▶ [How to complete this task]
Please retype every entry as written, and keep the pictures out.

Records provided section start

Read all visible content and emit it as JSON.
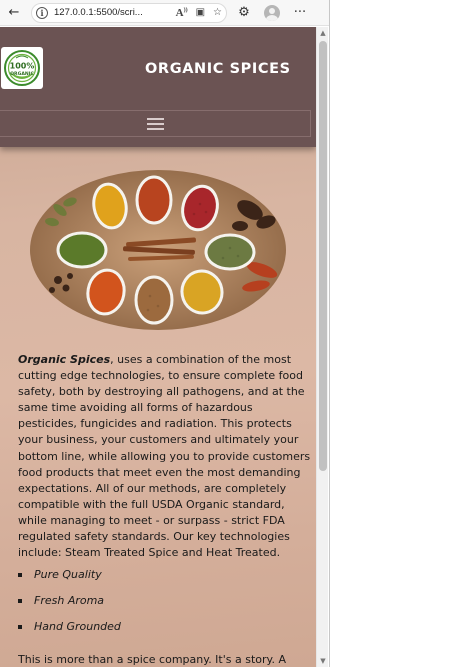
{
  "browser": {
    "url": "127.0.0.1:5500/scri...",
    "icons": {
      "back": "back-arrow-icon",
      "info": "info-icon",
      "reader": "read-aloud-icon",
      "immersive": "immersive-reader-icon",
      "favorite": "add-favorite-icon",
      "extensions": "extensions-icon",
      "profile": "profile-avatar-icon",
      "menu": "more-menu-icon"
    },
    "glyphs": {
      "back": "←",
      "info": "i",
      "reader": "Aᴬ",
      "immersive": "▣",
      "favorite": "☆",
      "extensions": "⚙",
      "menu": "···"
    }
  },
  "site": {
    "logo_top": "100%",
    "logo_bottom": "ORGANIC",
    "title": "ORGANIC SPICES",
    "colors": {
      "header": "#6b5353",
      "text": "#1a1a1a"
    }
  },
  "content": {
    "brand": "Organic Spices",
    "intro_rest": ", uses a combination of the most cutting edge technologies, to ensure complete food safety, both by destroying all pathogens, and at the same time avoiding all forms of hazardous pesticides, fungicides and radiation. This protects your business, your customers and ultimately your bottom line, while allowing you to provide customers food products that meet even the most demanding expectations. All of our methods, are completely compatible with the full USDA Organic standard, while managing to meet - or surpass - strict FDA regulated safety standards. Our key technologies include: Steam Treated Spice and Heat Treated.",
    "features": [
      "Pure Quality",
      "Fresh Aroma",
      "Hand Grounded"
    ],
    "story": "This is more than a spice company. It's a story. A"
  }
}
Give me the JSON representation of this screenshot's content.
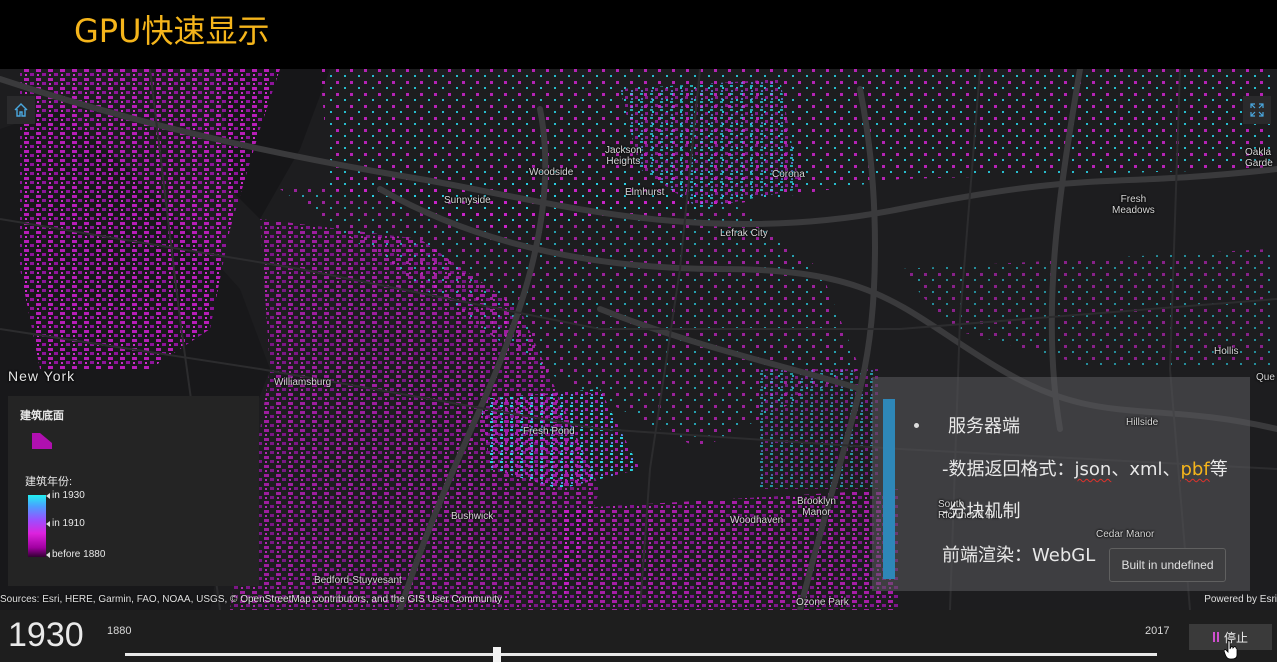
{
  "slide_title": "GPU快速显示",
  "map": {
    "places": [
      {
        "name": "Jackson\nHeights"
      },
      {
        "name": "Corona"
      },
      {
        "name": "Woodside"
      },
      {
        "name": "Elmhurst"
      },
      {
        "name": "Sunnyside"
      },
      {
        "name": "Lefrak City"
      },
      {
        "name": "Fresh\nMeadows"
      },
      {
        "name": "Oakla\nGarde"
      },
      {
        "name": "Hollis"
      },
      {
        "name": "Que"
      },
      {
        "name": "New York"
      },
      {
        "name": "Williamsburg"
      },
      {
        "name": "Fresh Pond"
      },
      {
        "name": "Bushwick"
      },
      {
        "name": "Brooklyn\nManor"
      },
      {
        "name": "Woodhaven"
      },
      {
        "name": "Bedford-Stuyvesant"
      },
      {
        "name": "Ozone Park"
      },
      {
        "name": "Hillside"
      },
      {
        "name": "South\nRichmond Hill"
      },
      {
        "name": "Cedar Manor"
      }
    ],
    "home_icon": "home-icon",
    "fullscreen_icon": "expand-icon"
  },
  "legend": {
    "layer_title": "建筑底面",
    "field_title": "建筑年份:",
    "stops": [
      "in 1930",
      "in 1910",
      "before 1880"
    ],
    "colors": {
      "top": "#22f0f0",
      "mid": "#9a50ff",
      "bottom": "#a000a0"
    }
  },
  "overlay": {
    "line1": "服务器端",
    "line2_prefix": "-数据返回格式：",
    "fmt_json": "json",
    "sep1": "、",
    "fmt_xml": "xml",
    "sep2": "、",
    "fmt_pbf": "pbf",
    "line2_suffix": "等",
    "line3": "-分块机制",
    "line4": "前端渲染：WebGL",
    "accent": "#2e87b8"
  },
  "built_tooltip": "Built in undefined",
  "attribution": "Sources: Esri, HERE, Garmin, FAO, NOAA, USGS, © OpenStreetMap contributors, and the GIS User Community",
  "powered_by": "Powered by Esri",
  "time_slider": {
    "current_year": "1930",
    "min_label": "1880",
    "max_label": "2017",
    "value_fraction": 0.36,
    "stop_label": "停止"
  }
}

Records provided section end

▶ [Answer section]
Read all visible content and emit it as JSON.
{
  "browser": {
    "url": "127.0.0.1:5500/scri...",
    "icons": {
      "back": "back-arrow-icon",
      "info": "info-icon",
      "reader": "read-aloud-icon",
      "immersive": "immersive-reader-icon",
      "favorite": "add-favorite-icon",
      "extensions": "extensions-icon",
      "profile": "profile-avatar-icon",
      "menu": "more-menu-icon"
    },
    "glyphs": {
      "back": "←",
      "info": "i",
      "reader": "Aᴬ",
      "immersive": "▣",
      "favorite": "☆",
      "extensions": "⚙",
      "menu": "···"
    }
  },
  "site": {
    "logo_top": "100%",
    "logo_bottom": "ORGANIC",
    "title": "ORGANIC SPICES",
    "colors": {
      "header": "#6b5353",
      "text": "#1a1a1a"
    }
  },
  "content": {
    "brand": "Organic Spices",
    "intro_rest": ", uses a combination of the most cutting edge technologies, to ensure complete food safety, both by destroying all pathogens, and at the same time avoiding all forms of hazardous pesticides, fungicides and radiation. This protects your business, your customers and ultimately your bottom line, while allowing you to provide customers food products that meet even the most demanding expectations. All of our methods, are completely compatible with the full USDA Organic standard, while managing to meet - or surpass - strict FDA regulated safety standards. Our key technologies include: Steam Treated Spice and Heat Treated.",
    "features": [
      "Pure Quality",
      "Fresh Aroma",
      "Hand Grounded"
    ],
    "story": "This is more than a spice company. It's a story. A"
  }
}
Give me the JSON representation of this screenshot's content.
{
  "slide_title": "GPU快速显示",
  "map": {
    "places": [
      {
        "name": "Jackson\nHeights"
      },
      {
        "name": "Corona"
      },
      {
        "name": "Woodside"
      },
      {
        "name": "Elmhurst"
      },
      {
        "name": "Sunnyside"
      },
      {
        "name": "Lefrak City"
      },
      {
        "name": "Fresh\nMeadows"
      },
      {
        "name": "Oakla\nGarde"
      },
      {
        "name": "Hollis"
      },
      {
        "name": "Que"
      },
      {
        "name": "New York"
      },
      {
        "name": "Williamsburg"
      },
      {
        "name": "Fresh Pond"
      },
      {
        "name": "Bushwick"
      },
      {
        "name": "Brooklyn\nManor"
      },
      {
        "name": "Woodhaven"
      },
      {
        "name": "Bedford-Stuyvesant"
      },
      {
        "name": "Ozone Park"
      },
      {
        "name": "Hillside"
      },
      {
        "name": "South\nRichmond Hill"
      },
      {
        "name": "Cedar Manor"
      }
    ],
    "home_icon": "home-icon",
    "fullscreen_icon": "expand-icon"
  },
  "legend": {
    "layer_title": "建筑底面",
    "field_title": "建筑年份:",
    "stops": [
      "in 1930",
      "in 1910",
      "before 1880"
    ],
    "colors": {
      "top": "#22f0f0",
      "mid": "#9a50ff",
      "bottom": "#a000a0"
    }
  },
  "overlay": {
    "line1": "服务器端",
    "line2_prefix": "-数据返回格式：",
    "fmt_json": "json",
    "sep1": "、",
    "fmt_xml": "xml",
    "sep2": "、",
    "fmt_pbf": "pbf",
    "line2_suffix": "等",
    "line3": "-分块机制",
    "line4": "前端渲染：WebGL",
    "accent": "#2e87b8"
  },
  "built_tooltip": "Built in undefined",
  "attribution": "Sources: Esri, HERE, Garmin, FAO, NOAA, USGS, © OpenStreetMap contributors, and the GIS User Community",
  "powered_by": "Powered by Esri",
  "time_slider": {
    "current_year": "1930",
    "min_label": "1880",
    "max_label": "2017",
    "value_fraction": 0.36,
    "stop_label": "停止"
  }
}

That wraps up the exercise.